New Laws For Legal Firms

law new

In the legal profession, staying ahead of change is an ongoing challenge. One area that can help firms create more value for clients is new law, which encompasses techniques and strategies that may not have been a part of traditional legal practice in the past. New law is a concept that all legal firms should be aware of and explore when the opportunity presents itself.

The New Laws were the result of a reform movement that challenged existing Spanish laws that allowed for the institution of encomienda, or enslavement of conquered Indians. Among the new laws were restrictions on the number of Indians an encomendero could own and rules for treatment of these slaves. The reformers also sought to protect the Indians’ cultures and prevent forced labor and other forms of exploitation.

This bill amends the New York City Charter and Administrative Code to change the name of the Department of Consumer Affairs to the Department of Consumer and Worker Protection, establishes the Office of Labor Standards and the Division of Paid Care as offices within the Department, and updates references to these offices and other agency nomenclature. It also clarifies the Department’s powers to seek restitution on behalf of consumers and workers related to any law under the Department’s jurisdiction.

In addition to requiring companies to include salary ranges in job postings, this legislation would also prohibit stores from charging different prices for the same product based on the gender of the customer. Advocates say this will help combat the “pink tax,” or the extra money that stores charge for products like shampoos that are marketed to women.

This law requires City agencies to provide employees and job applicants with notices regarding student loan forgiveness programs. It will also align the City’s data breach notification requirements with the State’s SHIELD Act.

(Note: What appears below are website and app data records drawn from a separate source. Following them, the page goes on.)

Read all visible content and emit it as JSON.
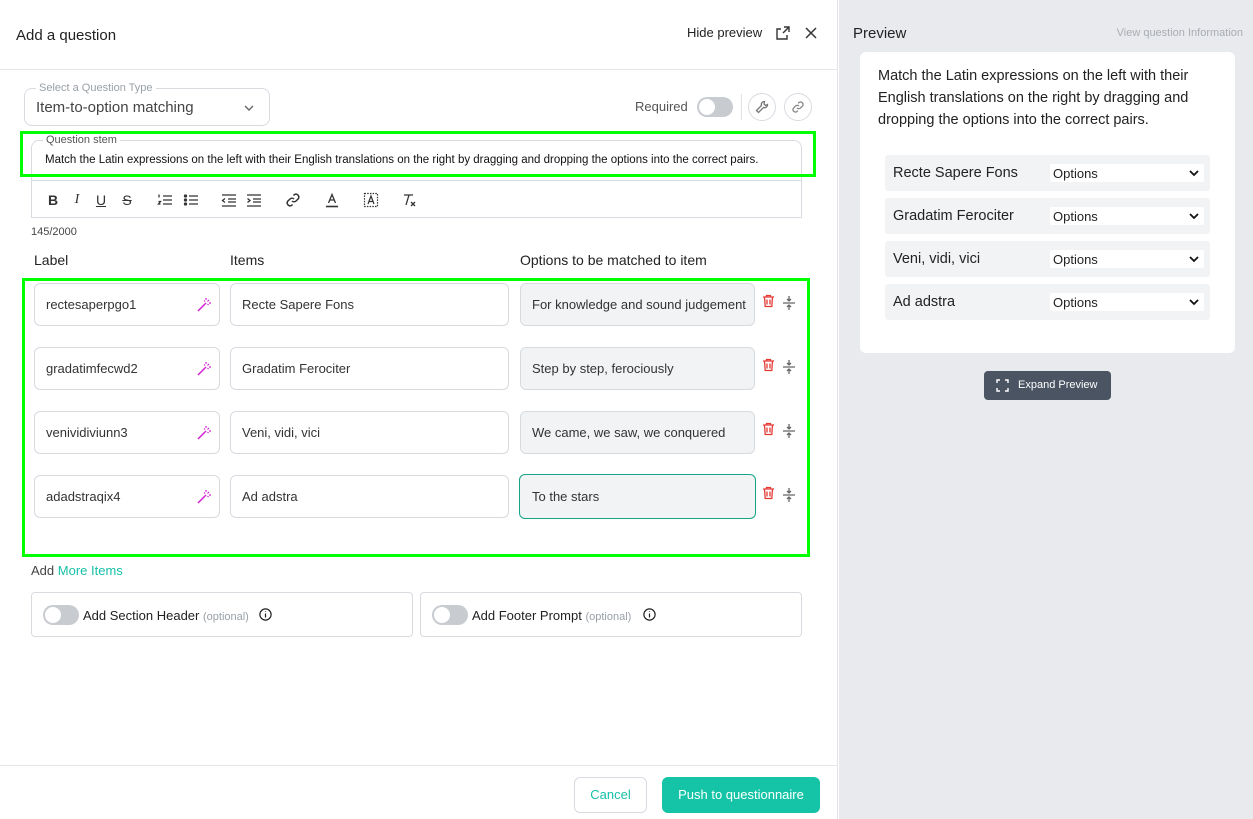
{
  "header": {
    "title": "Add a question",
    "hide_preview": "Hide preview"
  },
  "question_type": {
    "label": "Select a Question Type",
    "value": "Item-to-option matching"
  },
  "required": {
    "label": "Required",
    "on": false
  },
  "stem": {
    "label": "Question stem",
    "text": "Match the Latin expressions on the left with their English translations on the right by dragging and dropping the options into the correct pairs.",
    "char_count": "145/2000"
  },
  "toolbar": [
    "bold-icon",
    "italic-icon",
    "underline-icon",
    "strikethrough-icon",
    "ordered-list-icon",
    "bullet-list-icon",
    "outdent-icon",
    "indent-icon",
    "link-icon",
    "text-color-icon",
    "highlight-icon",
    "clear-format-icon"
  ],
  "columns": {
    "label": "Label",
    "items": "Items",
    "options": "Options to be matched to item"
  },
  "rows": [
    {
      "label": "rectesaperpgo1",
      "item": "Recte Sapere Fons",
      "option": "For knowledge and sound judgement"
    },
    {
      "label": "gradatimfecwd2",
      "item": "Gradatim Ferociter",
      "option": "Step by step, ferociously"
    },
    {
      "label": "venividiviunn3",
      "item": "Veni, vidi, vici",
      "option": "We came, we saw, we conquered"
    },
    {
      "label": "adadstraqix4",
      "item": "Ad adstra",
      "option": "To the stars"
    }
  ],
  "add_more": {
    "prefix": "Add",
    "link": "More Items"
  },
  "section_header": {
    "label": "Add Section Header",
    "optional": "(optional)"
  },
  "footer_prompt": {
    "label": "Add Footer Prompt",
    "optional": "(optional)"
  },
  "buttons": {
    "cancel": "Cancel",
    "push": "Push to questionnaire"
  },
  "preview": {
    "title": "Preview",
    "view_info": "View question Information",
    "question": "Match the Latin expressions on the left with their English translations on the right by dragging and dropping the options into the correct pairs.",
    "rows": [
      {
        "item": "Recte Sapere Fons",
        "select": "Options"
      },
      {
        "item": "Gradatim Ferociter",
        "select": "Options"
      },
      {
        "item": "Veni, vidi, vici",
        "select": "Options"
      },
      {
        "item": "Ad adstra",
        "select": "Options"
      }
    ],
    "expand": "Expand Preview"
  },
  "colors": {
    "accent": "#15c4a6",
    "highlight_box": "#00ff00",
    "wand": "#d21fd1",
    "trash": "#e53935",
    "expand_btn": "#4a5462"
  }
}
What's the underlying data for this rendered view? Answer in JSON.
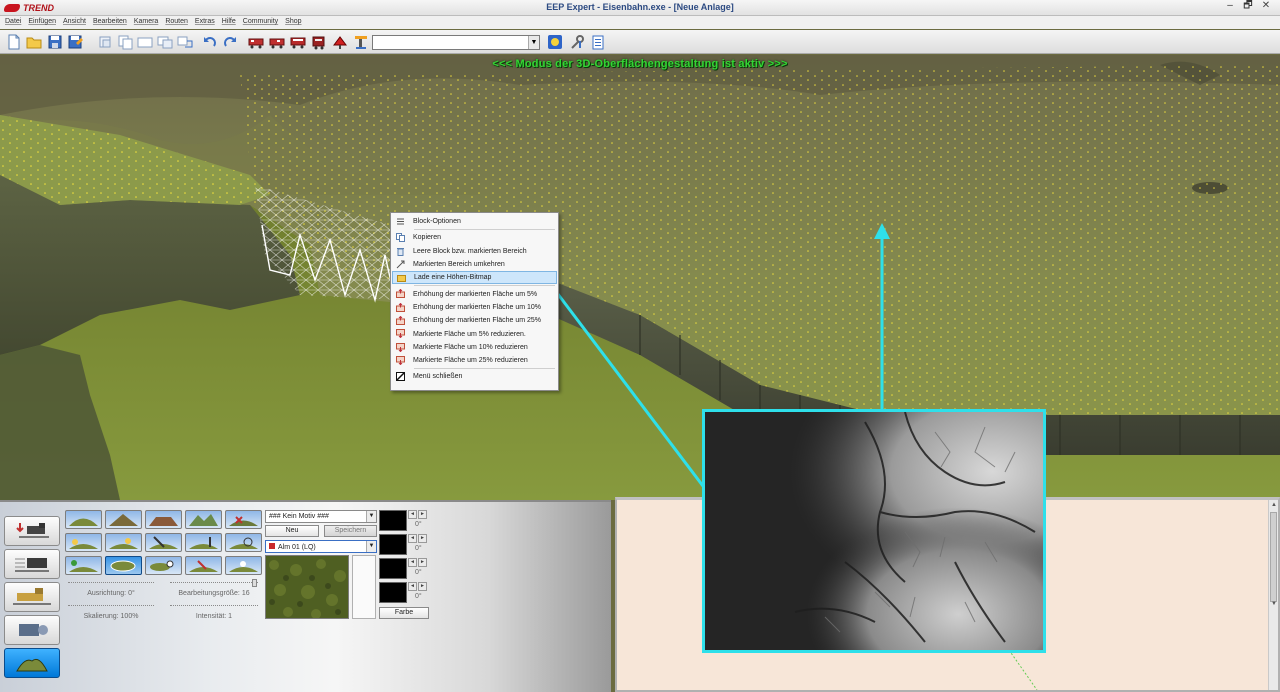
{
  "window": {
    "logo_text": "TREND",
    "title": "EEP Expert - Eisenbahn.exe - [Neue Anlage]",
    "controls": [
      "–",
      "🗗",
      "✕"
    ]
  },
  "menu": {
    "items": [
      "Datei",
      "Einfügen",
      "Ansicht",
      "Bearbeiten",
      "Kamera",
      "Routen",
      "Extras",
      "Hilfe",
      "Community",
      "Shop"
    ]
  },
  "toolbar": {
    "combo_value": "",
    "icons": [
      "new-file-icon",
      "open-folder-icon",
      "save-icon",
      "save-as-icon",
      "cut-icon",
      "copy-icon",
      "paste-icon",
      "paste-special-icon",
      "duplicate-icon",
      "undo-icon",
      "redo-icon",
      "train-icon",
      "train-icon",
      "train-icon",
      "signal-icon",
      "crane-icon",
      "camera-icon",
      "sun-icon",
      "tools-icon",
      "info-icon"
    ]
  },
  "viewport": {
    "mode_banner": "<<<  Modus der 3D-Oberflächengestaltung ist aktiv  >>>",
    "accent_color": "#2ee0ea"
  },
  "context_menu": {
    "items": [
      {
        "label": "Block-Optionen",
        "icon": "block-options-icon"
      },
      {
        "label": "Kopieren",
        "icon": "copy-icon"
      },
      {
        "label": "Leere Block bzw. markierten Bereich",
        "icon": "trash-icon"
      },
      {
        "label": "Markierten Bereich umkehren",
        "icon": "invert-icon"
      },
      {
        "label": "Lade eine Höhen-Bitmap",
        "icon": "load-bitmap-icon",
        "highlighted": true
      },
      {
        "label": "Erhöhung der markierten Fläche um 5%",
        "icon": "raise-icon"
      },
      {
        "label": "Erhöhung der markierten Fläche um 10%",
        "icon": "raise-icon"
      },
      {
        "label": "Erhöhung der markierten Fläche um 25%",
        "icon": "raise-icon"
      },
      {
        "label": "Markierte Fläche um 5% reduzieren.",
        "icon": "lower-icon"
      },
      {
        "label": "Markierte Fläche um 10% reduzieren",
        "icon": "lower-icon"
      },
      {
        "label": "Markierte Fläche um 25% reduzieren",
        "icon": "lower-icon"
      },
      {
        "label": "Menü schließen",
        "icon": "close-menu-icon"
      }
    ]
  },
  "panel": {
    "side_buttons": [
      "rail-editor-icon",
      "tram-editor-icon",
      "road-editor-icon",
      "water-editor-icon",
      "terrain-editor-icon"
    ],
    "ausrichtung": "Ausrichtung: 0°",
    "skalierung": "Skalierung: 100%",
    "bearbeitungsgroesse": "Bearbeitungsgröße: 16",
    "intensitaet": "Intensität: 1",
    "motiv_select": "### Kein Motiv ###",
    "neu_label": "Neu",
    "speichern_label": "Speichern",
    "texture_select": "Alm 01 (LQ)",
    "texture_color": "#c8282a",
    "degrees": [
      "0°",
      "0°",
      "0°",
      "0°"
    ],
    "farbe_label": "Farbe"
  }
}
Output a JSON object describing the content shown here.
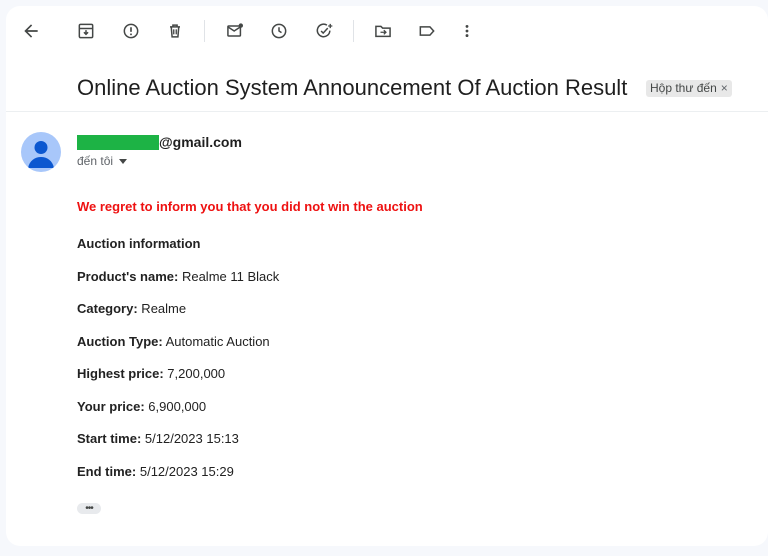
{
  "email": {
    "subject": "Online Auction System Announcement Of Auction Result",
    "label": "Hộp thư đến",
    "label_close": "×",
    "sender_email": "@gmail.com",
    "recipient": "đến tôi"
  },
  "body": {
    "regret": "We regret to inform you that you did not win the auction",
    "section_title": "Auction information",
    "product_label": "Product's name:",
    "product_value": " Realme 11 Black",
    "category_label": "Category:",
    "category_value": " Realme",
    "type_label": "Auction Type:",
    "type_value": " Automatic Auction",
    "highest_label": "Highest price:",
    "highest_value": " 7,200,000",
    "your_label": "Your price:",
    "your_value": " 6,900,000",
    "start_label": "Start time:",
    "start_value": " 5/12/2023 15:13",
    "end_label": "End time:",
    "end_value": " 5/12/2023 15:29",
    "more": "•••"
  },
  "colors": {
    "regret": "#ee1111",
    "redaction": "#1db345",
    "avatar": "#a8c7fa",
    "avatar_figure": "#0b57d0"
  },
  "icons": [
    "back-arrow-icon",
    "archive-icon",
    "report-spam-icon",
    "delete-icon",
    "mark-unread-icon",
    "snooze-icon",
    "add-task-icon",
    "move-to-icon",
    "label-icon",
    "more-vert-icon",
    "caret-down-icon",
    "person-icon"
  ]
}
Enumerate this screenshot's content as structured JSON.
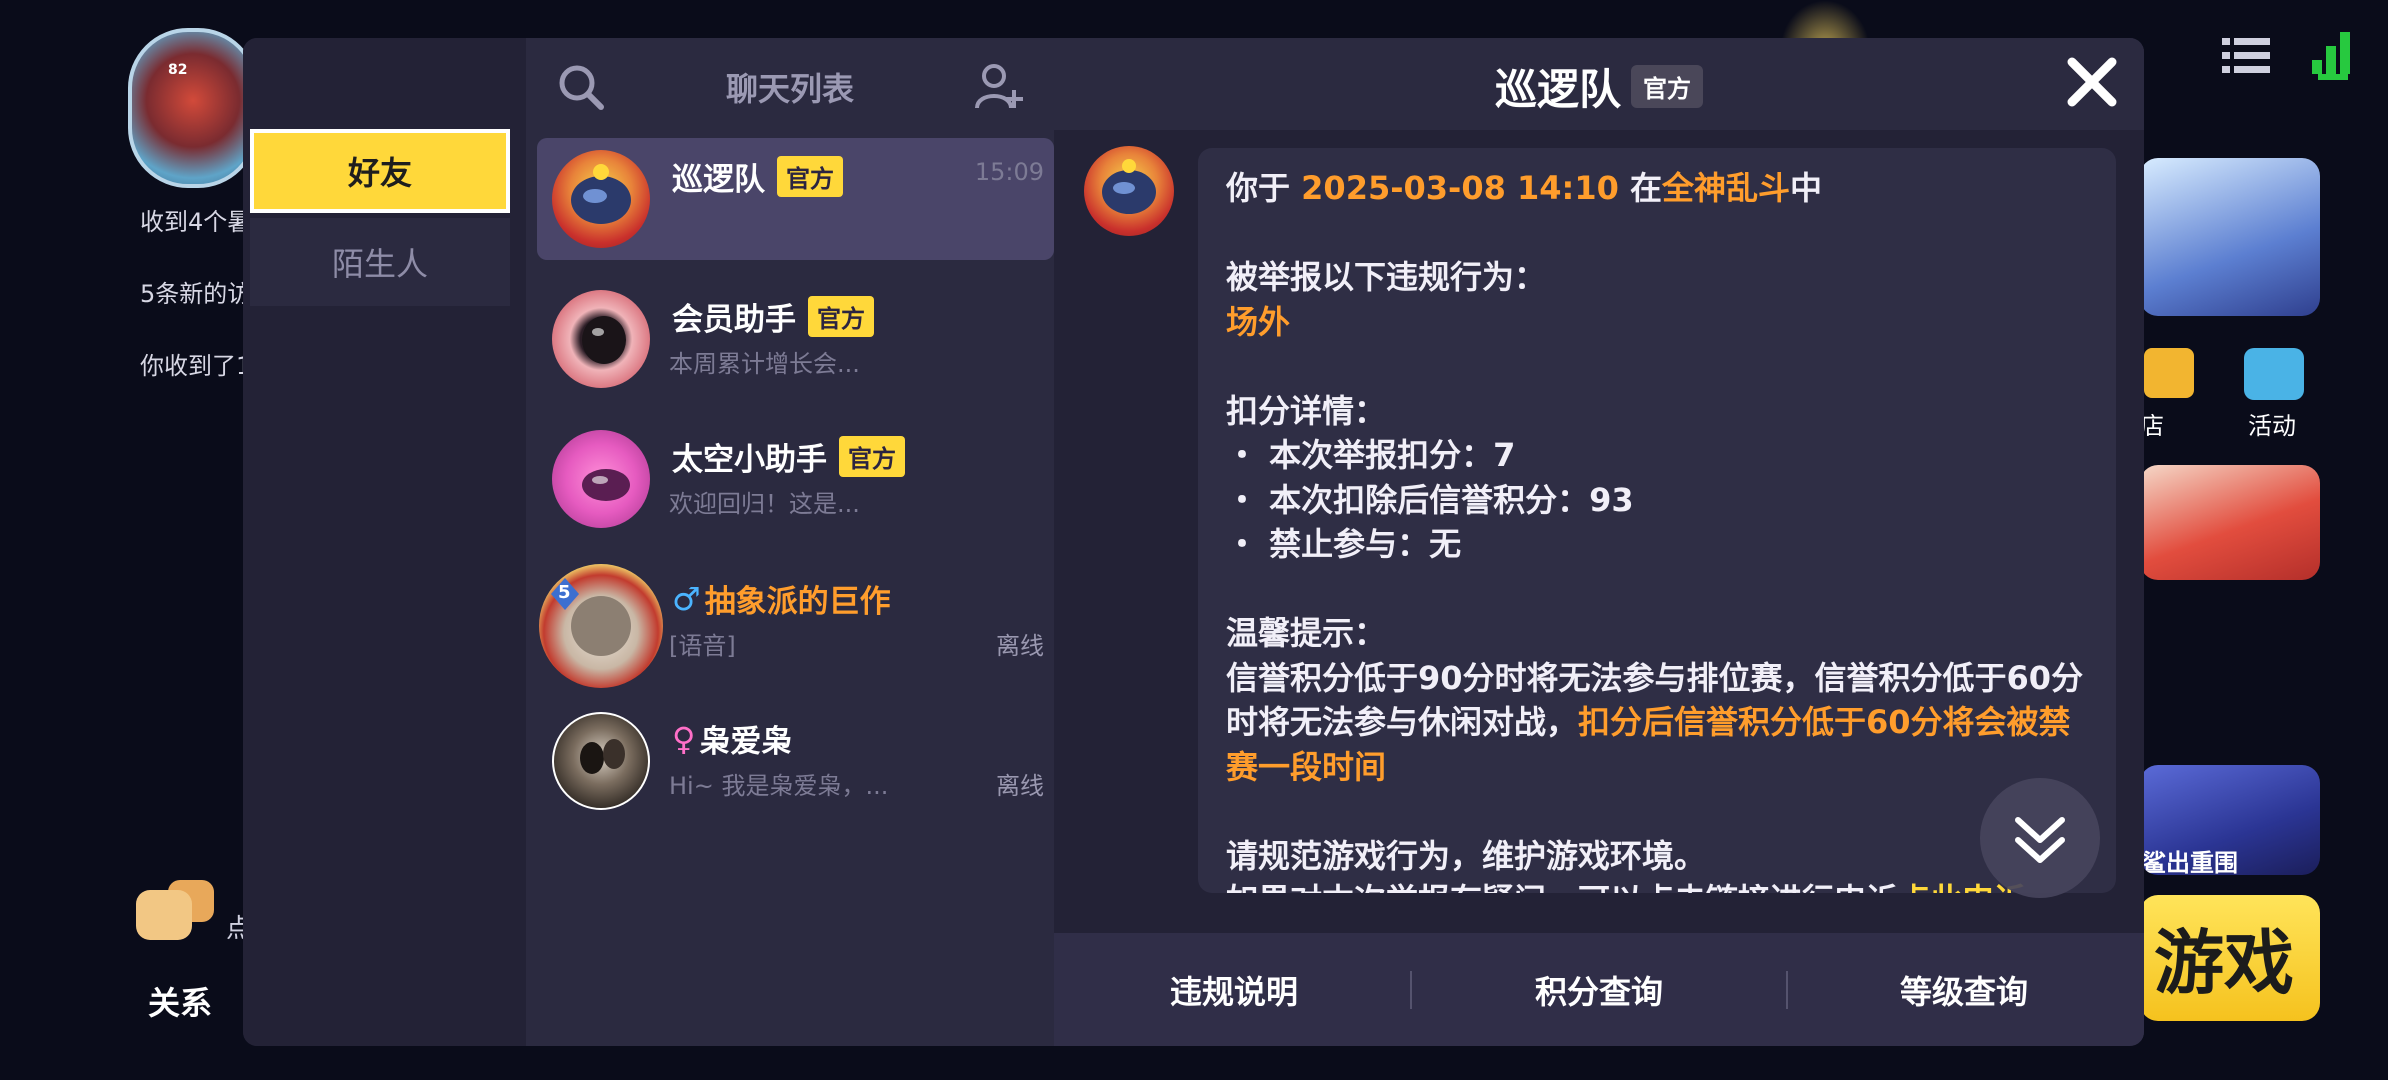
{
  "background": {
    "notices": [
      "收到4个暑",
      "5条新的访",
      "你收到了1"
    ],
    "relation_label": "关系",
    "dot_label": "点",
    "right_icons": [
      {
        "name": "store",
        "label": "店"
      },
      {
        "name": "activity",
        "label": "活动"
      }
    ],
    "card3_text": "鲨出重围",
    "card4_text": "游戏",
    "avatar_level": "82"
  },
  "sidebar": {
    "tabs": [
      {
        "label": "好友",
        "active": true
      },
      {
        "label": "陌生人",
        "active": false
      }
    ]
  },
  "chat_list": {
    "title": "聊天列表",
    "items": [
      {
        "name": "巡逻队",
        "badge": "官方",
        "time": "15:09",
        "preview": "",
        "status": ""
      },
      {
        "name": "会员助手",
        "badge": "官方",
        "time": "",
        "preview": "本周累计增长会...",
        "status": ""
      },
      {
        "name": "太空小助手",
        "badge": "官方",
        "time": "",
        "preview": "欢迎回归！这是...",
        "status": ""
      },
      {
        "name": "抽象派的巨作",
        "gender": "♂",
        "level": "5",
        "preview": "[语音]",
        "status": "离线"
      },
      {
        "name": "枭爱枭",
        "gender": "♀",
        "preview": "Hi~ 我是枭爱枭，...",
        "status": "离线"
      }
    ]
  },
  "chat": {
    "title": "巡逻队",
    "badge": "官方",
    "message": {
      "l1_pre": "你于 ",
      "l1_time": "2025-03-08 14:10",
      "l1_mid": " 在",
      "l1_mode": "全神乱斗",
      "l1_post": "中",
      "reported_label": "被举报以下违规行为：",
      "violation": "场外",
      "detail_label": "扣分详情：",
      "detail_1": "・ 本次举报扣分：7",
      "detail_2": "・ 本次扣除后信誉积分：93",
      "detail_3": "・ 禁止参与：无",
      "tip_label": "温馨提示：",
      "tip_1": "信誉积分低于90分时将无法参与排位赛，信誉积分低于60分时将无法参与休闲对战，",
      "tip_2": "扣分后信誉积分低于60分将会被禁赛一段时间",
      "regulate": "请规范游戏行为，维护游戏环境。",
      "appeal": "如果对本次举报有疑问，可以点击链接进行申诉",
      "appeal_link": "点此申诉"
    },
    "footer": [
      "违规说明",
      "积分查询",
      "等级查询"
    ]
  },
  "colors": {
    "accent_yellow": "#ffd83a",
    "highlight_orange": "#ff9d2c",
    "panel": "#232236",
    "list_bg": "#2b2a40",
    "selected_row": "#4a4569"
  }
}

This bill amends the NYC Charter and Administrative Code to expand paid safe time for victims of family offense matters, sexual offenses, stalking, human trafficking, or domestic violence. It will also increase the maximum amount of leave a victim can receive from 125 days to 175 days, and allow victims to transfer some or all of their leave in exchange for compensation or other considerations. It will also prohibit employers from retaliating against an employee for seeking or exercising protected leave. Read Local Law 199 of 2017.